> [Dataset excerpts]

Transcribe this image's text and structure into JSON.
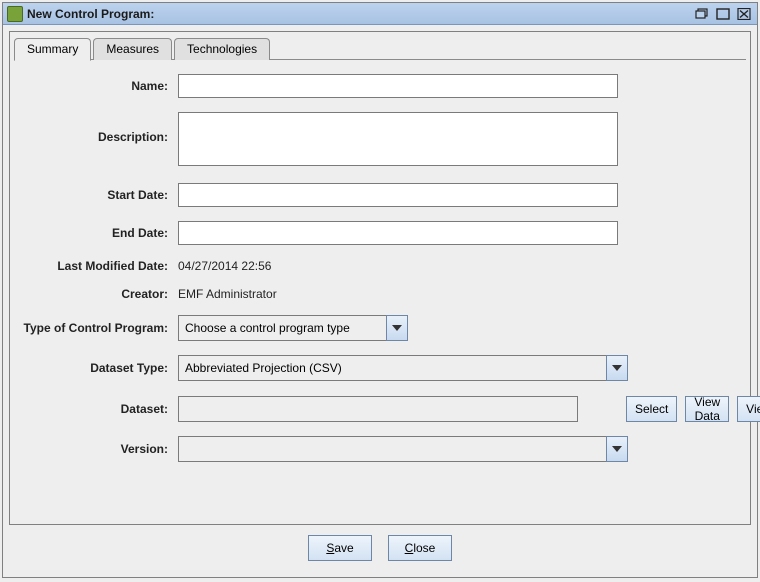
{
  "window": {
    "title": "New Control Program:"
  },
  "tabs": [
    {
      "label": "Summary",
      "active": true
    },
    {
      "label": "Measures",
      "active": false
    },
    {
      "label": "Technologies",
      "active": false
    }
  ],
  "labels": {
    "name": "Name:",
    "description": "Description:",
    "start_date": "Start Date:",
    "end_date": "End Date:",
    "last_modified": "Last Modified Date:",
    "creator": "Creator:",
    "type": "Type of Control Program:",
    "dataset_type": "Dataset Type:",
    "dataset": "Dataset:",
    "version": "Version:"
  },
  "values": {
    "name": "",
    "description": "",
    "start_date": "",
    "end_date": "",
    "last_modified": "04/27/2014 22:56",
    "creator": "EMF Administrator",
    "type_selected": "Choose a control program type",
    "dataset_type_selected": "Abbreviated Projection (CSV)",
    "dataset": "",
    "version_selected": ""
  },
  "buttons": {
    "select": "Select",
    "view_data": "View Data",
    "view": "View",
    "save": "Save",
    "save_mnemonic": "S",
    "close": "Close",
    "close_mnemonic": "C"
  }
}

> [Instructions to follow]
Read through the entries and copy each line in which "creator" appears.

> [Your response]
    "creator": "Creator:",
    "creator": "EMF Administrator",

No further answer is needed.